Wampler is back

Published 2:06 pm Saturday, August 8, 2009

So stunned were many Franklin property owners by their 2008 home, business and land reassessments that local folks coined a new verb: getting “Wamped.”

Assessor Steven Wampler, of Daleville-based Wampler-Eanes Appraisal Group Ltd., is back again for 2010, and here’s hoping that the rude surprises will be fewer this time around.

In a real estate econ omy as soft as many observers can remember, Wampler’s firm deemed that citywide property values increased nearly 17 percent between 2006 and 2008. Citizens who were left scratching their heads over the appraiser’s logic packed City Hall one night to get some answers. But after listening to Wampler answer questions from the City Council for an hour, property owners left just as confused — and disappointed — as when they arrived.

It turns out that Wampler has a contract to reassess property in Franklin again in 2010 — and yet again in 2012. We’re encouraged that the City Council plans to keep a closer eye on the process this time.

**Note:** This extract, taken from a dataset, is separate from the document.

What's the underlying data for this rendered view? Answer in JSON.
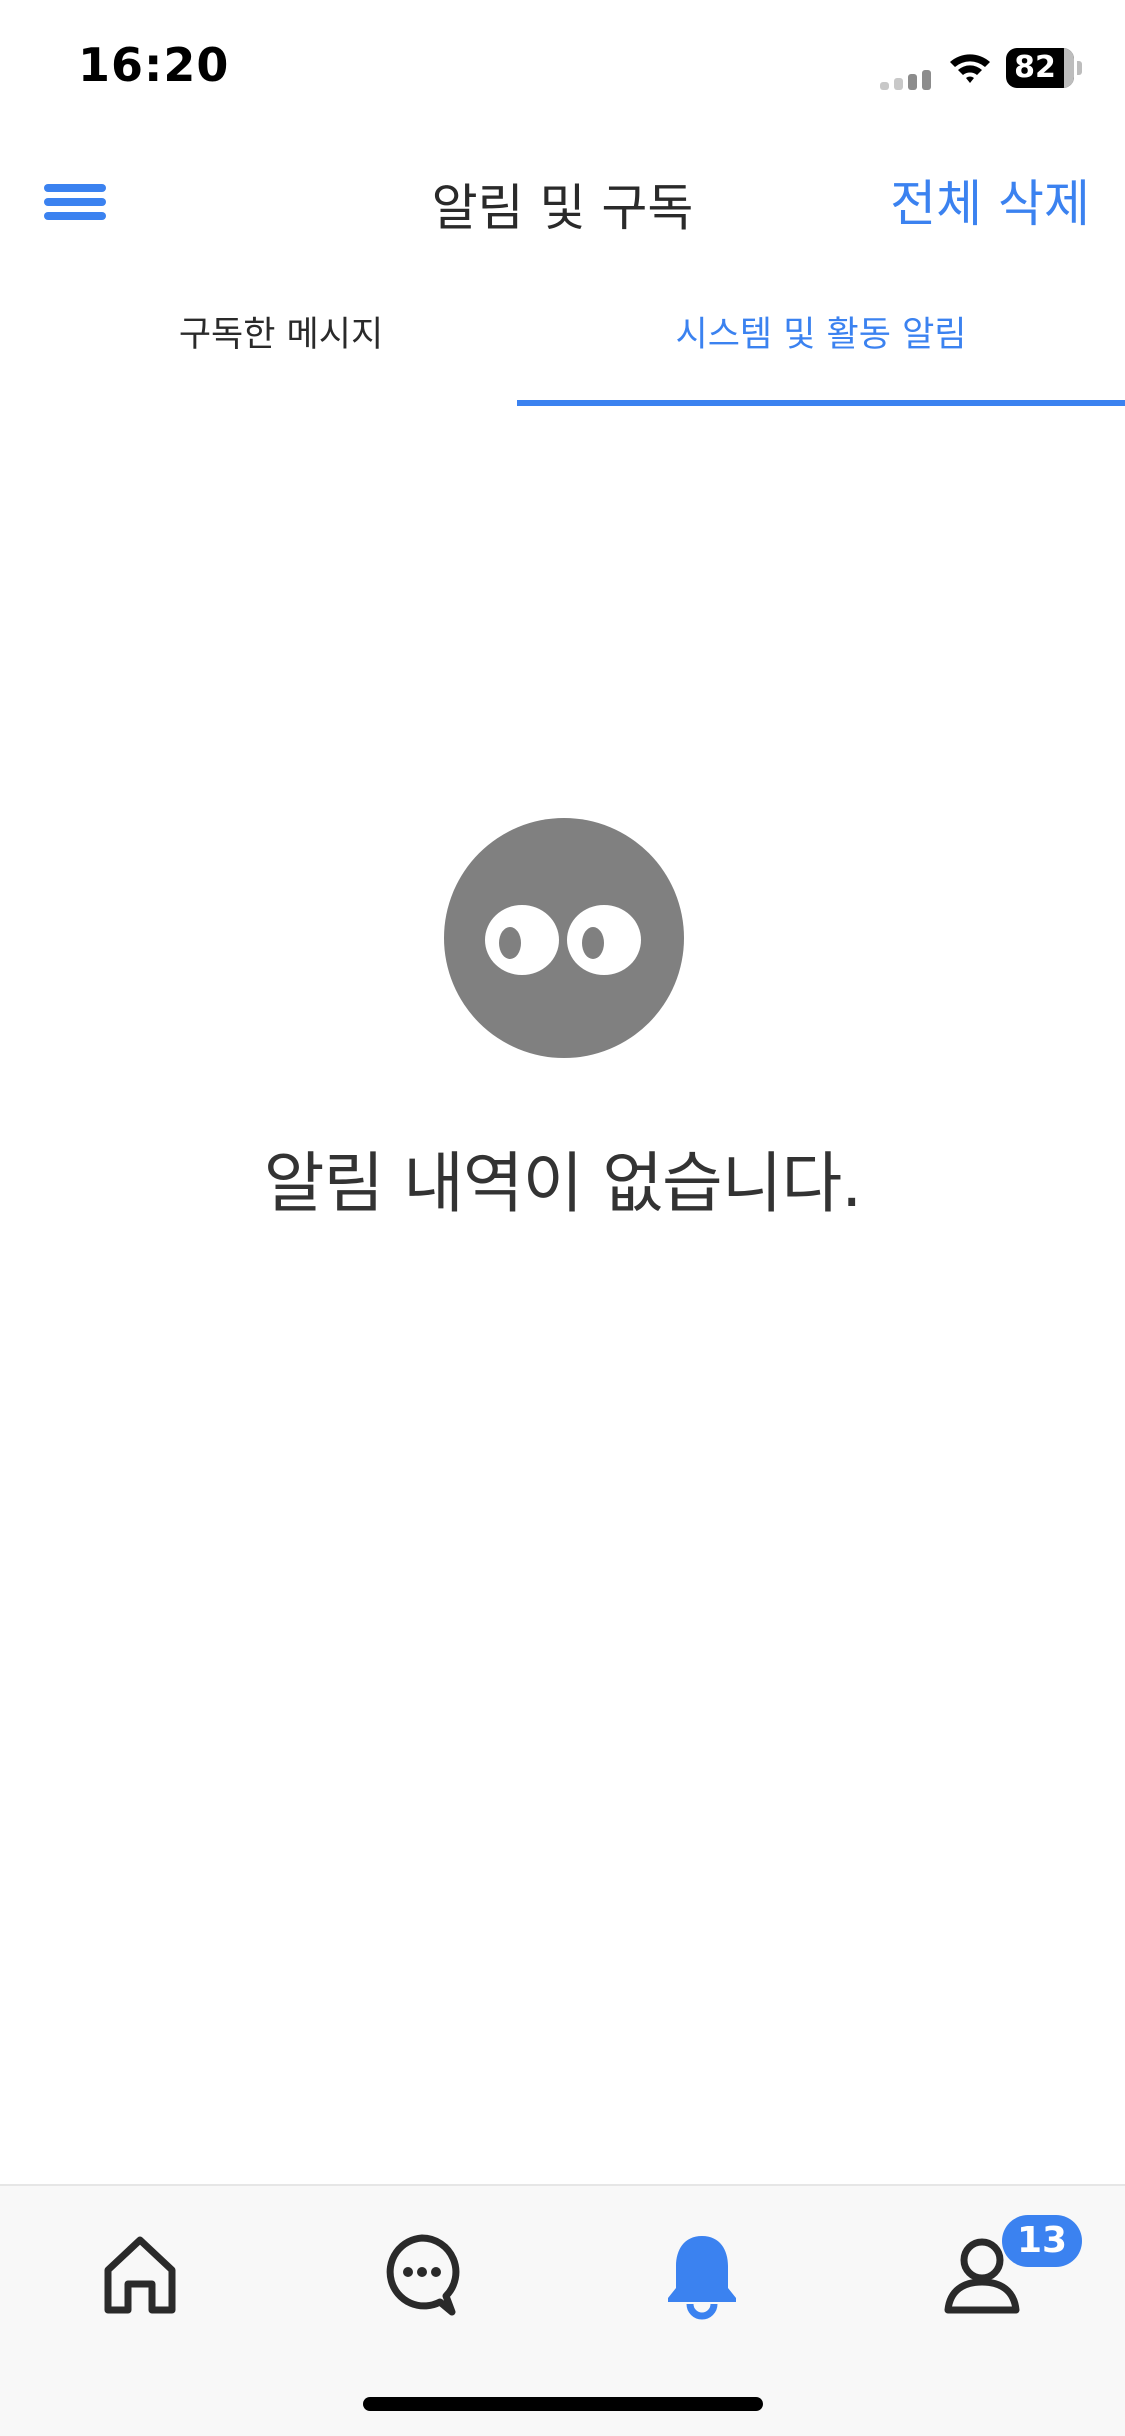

“We’ll pay particular attention and ask some of the harder questions,” Mayor Jim Councill told a reporter Thursday.

In 2008, council members seemed just as taken aback as the citizenry when reassessment notices began arriving in mailboxes bearing news of large increases in property values. They summoned Wampler to City Hall and grilled him hard, but it was too late in the process to do much about it. Fortunately, the council did lower the property tax rate to offset the increase in assessed values.

The City Council would be wise to meet with Wampler this year before he ever gets started and quiz him about his planned methodology. He should also be required to attend a town-hall meeting and answer property owners’ questions.

We’re no experts on property values, but common sense dictates that any serious attempt to determine fair market value must consider the length of time that homes are staying on the market before they sell. Wampler’s approach in 2008 seemed to rely too much on “comparable sales,” with no regard for other market factors.

In an economy in which few homes are selling, comparable sales can give a distorted and inflated picture of surrounding properties’ worth.